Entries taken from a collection
'''

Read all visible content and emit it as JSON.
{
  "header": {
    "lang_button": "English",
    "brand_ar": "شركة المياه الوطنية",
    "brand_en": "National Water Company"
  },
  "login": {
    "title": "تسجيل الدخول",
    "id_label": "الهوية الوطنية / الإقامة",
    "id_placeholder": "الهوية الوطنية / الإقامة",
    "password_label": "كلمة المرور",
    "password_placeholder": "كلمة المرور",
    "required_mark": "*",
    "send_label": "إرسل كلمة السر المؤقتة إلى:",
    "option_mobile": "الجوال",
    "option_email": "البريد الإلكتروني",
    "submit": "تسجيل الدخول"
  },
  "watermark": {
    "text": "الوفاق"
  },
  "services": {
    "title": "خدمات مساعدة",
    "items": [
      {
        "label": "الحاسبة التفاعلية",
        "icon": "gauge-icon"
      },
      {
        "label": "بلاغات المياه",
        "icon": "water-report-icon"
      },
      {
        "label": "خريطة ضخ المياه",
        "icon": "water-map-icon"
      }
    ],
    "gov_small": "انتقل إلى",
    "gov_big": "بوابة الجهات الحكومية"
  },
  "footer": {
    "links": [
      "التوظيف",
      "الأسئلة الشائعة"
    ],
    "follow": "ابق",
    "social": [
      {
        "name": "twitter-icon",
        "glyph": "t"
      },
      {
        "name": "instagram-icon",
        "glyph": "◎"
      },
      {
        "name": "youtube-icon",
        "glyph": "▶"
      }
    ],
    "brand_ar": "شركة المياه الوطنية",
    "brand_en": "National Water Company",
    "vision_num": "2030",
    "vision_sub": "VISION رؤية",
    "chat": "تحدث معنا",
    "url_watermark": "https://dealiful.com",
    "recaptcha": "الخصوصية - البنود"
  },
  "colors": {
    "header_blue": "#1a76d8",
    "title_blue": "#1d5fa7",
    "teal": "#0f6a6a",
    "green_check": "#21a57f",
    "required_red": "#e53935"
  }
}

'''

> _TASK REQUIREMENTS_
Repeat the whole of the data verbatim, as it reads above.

> _ANSWER TO THE PROBLEM_
Read all visible content and emit it as JSON.
{
  "header": {
    "lang_button": "English",
    "brand_ar": "شركة المياه الوطنية",
    "brand_en": "National Water Company"
  },
  "login": {
    "title": "تسجيل الدخول",
    "id_label": "الهوية الوطنية / الإقامة",
    "id_placeholder": "الهوية الوطنية / الإقامة",
    "password_label": "كلمة المرور",
    "password_placeholder": "كلمة المرور",
    "required_mark": "*",
    "send_label": "إرسل كلمة السر المؤقتة إلى:",
    "option_mobile": "الجوال",
    "option_email": "البريد الإلكتروني",
    "submit": "تسجيل الدخول"
  },
  "watermark": {
    "text": "الوفاق"
  },
  "services": {
    "title": "خدمات مساعدة",
    "items": [
      {
        "label": "الحاسبة التفاعلية",
        "icon": "gauge-icon"
      },
      {
        "label": "بلاغات المياه",
        "icon": "water-report-icon"
      },
      {
        "label": "خريطة ضخ المياه",
        "icon": "water-map-icon"
      }
    ],
    "gov_small": "انتقل إلى",
    "gov_big": "بوابة الجهات الحكومية"
  },
  "footer": {
    "links": [
      "التوظيف",
      "الأسئلة الشائعة"
    ],
    "follow": "ابق",
    "social": [
      {
        "name": "twitter-icon",
        "glyph": "t"
      },
      {
        "name": "instagram-icon",
        "glyph": "◎"
      },
      {
        "name": "youtube-icon",
        "glyph": "▶"
      }
    ],
    "brand_ar": "شركة المياه الوطنية",
    "brand_en": "National Water Company",
    "vision_num": "2030",
    "vision_sub": "VISION رؤية",
    "chat": "تحدث معنا",
    "url_watermark": "https://dealiful.com",
    "recaptcha": "الخصوصية - البنود"
  },
  "colors": {
    "header_blue": "#1a76d8",
    "title_blue": "#1d5fa7",
    "teal": "#0f6a6a",
    "green_check": "#21a57f",
    "required_red": "#e53935"
  }
}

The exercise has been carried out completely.